*** Opening Excerpted data ***

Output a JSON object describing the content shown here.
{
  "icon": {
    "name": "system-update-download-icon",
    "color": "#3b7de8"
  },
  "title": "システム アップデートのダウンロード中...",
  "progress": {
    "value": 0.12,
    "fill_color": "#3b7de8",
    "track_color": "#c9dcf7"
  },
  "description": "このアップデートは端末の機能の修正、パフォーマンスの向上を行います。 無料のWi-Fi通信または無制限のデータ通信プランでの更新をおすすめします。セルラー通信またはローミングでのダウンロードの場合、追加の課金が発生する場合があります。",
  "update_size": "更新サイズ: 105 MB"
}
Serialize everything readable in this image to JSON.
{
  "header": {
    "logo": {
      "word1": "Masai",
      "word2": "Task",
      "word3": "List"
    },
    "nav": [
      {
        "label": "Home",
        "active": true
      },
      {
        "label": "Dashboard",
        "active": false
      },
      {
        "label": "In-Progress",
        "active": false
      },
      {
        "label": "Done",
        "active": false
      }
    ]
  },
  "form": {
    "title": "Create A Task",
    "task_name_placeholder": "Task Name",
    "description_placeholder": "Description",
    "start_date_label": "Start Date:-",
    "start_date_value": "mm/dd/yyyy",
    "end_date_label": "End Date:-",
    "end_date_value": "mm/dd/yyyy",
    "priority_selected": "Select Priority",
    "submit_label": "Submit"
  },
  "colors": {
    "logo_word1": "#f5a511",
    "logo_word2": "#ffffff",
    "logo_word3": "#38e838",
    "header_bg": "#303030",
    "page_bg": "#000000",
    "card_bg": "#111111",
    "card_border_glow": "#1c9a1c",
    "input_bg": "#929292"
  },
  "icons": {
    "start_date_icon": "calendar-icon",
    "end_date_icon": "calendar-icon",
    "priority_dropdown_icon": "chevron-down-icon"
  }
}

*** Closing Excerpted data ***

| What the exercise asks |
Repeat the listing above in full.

| Response to this exercise |
Output a JSON object describing the content shown here.
{
  "icon": {
    "name": "system-update-download-icon",
    "color": "#3b7de8"
  },
  "title": "システム アップデートのダウンロード中...",
  "progress": {
    "value": 0.12,
    "fill_color": "#3b7de8",
    "track_color": "#c9dcf7"
  },
  "description": "このアップデートは端末の機能の修正、パフォーマンスの向上を行います。 無料のWi-Fi通信または無制限のデータ通信プランでの更新をおすすめします。セルラー通信またはローミングでのダウンロードの場合、追加の課金が発生する場合があります。",
  "update_size": "更新サイズ: 105 MB"
}
Serialize everything readable in this image to JSON.
{
  "header": {
    "logo": {
      "word1": "Masai",
      "word2": "Task",
      "word3": "List"
    },
    "nav": [
      {
        "label": "Home",
        "active": true
      },
      {
        "label": "Dashboard",
        "active": false
      },
      {
        "label": "In-Progress",
        "active": false
      },
      {
        "label": "Done",
        "active": false
      }
    ]
  },
  "form": {
    "title": "Create A Task",
    "task_name_placeholder": "Task Name",
    "description_placeholder": "Description",
    "start_date_label": "Start Date:-",
    "start_date_value": "mm/dd/yyyy",
    "end_date_label": "End Date:-",
    "end_date_value": "mm/dd/yyyy",
    "priority_selected": "Select Priority",
    "submit_label": "Submit"
  },
  "colors": {
    "logo_word1": "#f5a511",
    "logo_word2": "#ffffff",
    "logo_word3": "#38e838",
    "header_bg": "#303030",
    "page_bg": "#000000",
    "card_bg": "#111111",
    "card_border_glow": "#1c9a1c",
    "input_bg": "#929292"
  },
  "icons": {
    "start_date_icon": "calendar-icon",
    "end_date_icon": "calendar-icon",
    "priority_dropdown_icon": "chevron-down-icon"
  }
}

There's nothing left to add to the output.